### WHAT THE EXERCISE ASKS
Based on the entries below, how many lines contain the word "text"? Respond with only the number.

### App and web page records
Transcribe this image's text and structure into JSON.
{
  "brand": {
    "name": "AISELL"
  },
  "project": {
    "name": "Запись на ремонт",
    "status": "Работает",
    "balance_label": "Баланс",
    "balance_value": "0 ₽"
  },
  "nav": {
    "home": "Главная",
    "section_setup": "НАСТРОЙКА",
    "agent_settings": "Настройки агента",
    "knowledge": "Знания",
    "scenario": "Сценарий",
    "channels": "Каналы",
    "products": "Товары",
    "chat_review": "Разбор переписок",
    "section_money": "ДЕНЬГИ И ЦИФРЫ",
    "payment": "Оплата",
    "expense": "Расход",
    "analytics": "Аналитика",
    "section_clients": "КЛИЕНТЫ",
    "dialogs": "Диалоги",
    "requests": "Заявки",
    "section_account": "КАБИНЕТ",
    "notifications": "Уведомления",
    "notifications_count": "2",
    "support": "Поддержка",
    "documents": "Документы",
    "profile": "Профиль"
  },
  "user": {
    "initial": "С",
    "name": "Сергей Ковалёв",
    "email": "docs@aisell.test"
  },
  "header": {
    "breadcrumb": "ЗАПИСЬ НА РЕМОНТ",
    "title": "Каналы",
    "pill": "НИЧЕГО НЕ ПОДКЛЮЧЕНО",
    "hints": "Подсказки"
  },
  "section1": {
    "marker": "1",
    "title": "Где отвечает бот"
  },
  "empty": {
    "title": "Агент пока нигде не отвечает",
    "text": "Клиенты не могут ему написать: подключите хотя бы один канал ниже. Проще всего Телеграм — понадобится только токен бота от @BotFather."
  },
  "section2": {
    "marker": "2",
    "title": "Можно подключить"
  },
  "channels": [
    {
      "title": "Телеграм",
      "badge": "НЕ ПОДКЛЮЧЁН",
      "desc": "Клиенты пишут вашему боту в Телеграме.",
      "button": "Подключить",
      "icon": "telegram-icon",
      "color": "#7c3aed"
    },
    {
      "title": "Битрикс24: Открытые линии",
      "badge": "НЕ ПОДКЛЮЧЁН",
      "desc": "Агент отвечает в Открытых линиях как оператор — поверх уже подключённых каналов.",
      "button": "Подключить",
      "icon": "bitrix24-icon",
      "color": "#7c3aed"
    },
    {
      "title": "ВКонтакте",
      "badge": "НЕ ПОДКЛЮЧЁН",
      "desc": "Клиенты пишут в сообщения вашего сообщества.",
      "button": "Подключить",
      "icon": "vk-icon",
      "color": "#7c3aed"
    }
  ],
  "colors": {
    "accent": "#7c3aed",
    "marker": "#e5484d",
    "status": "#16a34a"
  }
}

### WRITTEN RESPONSE
2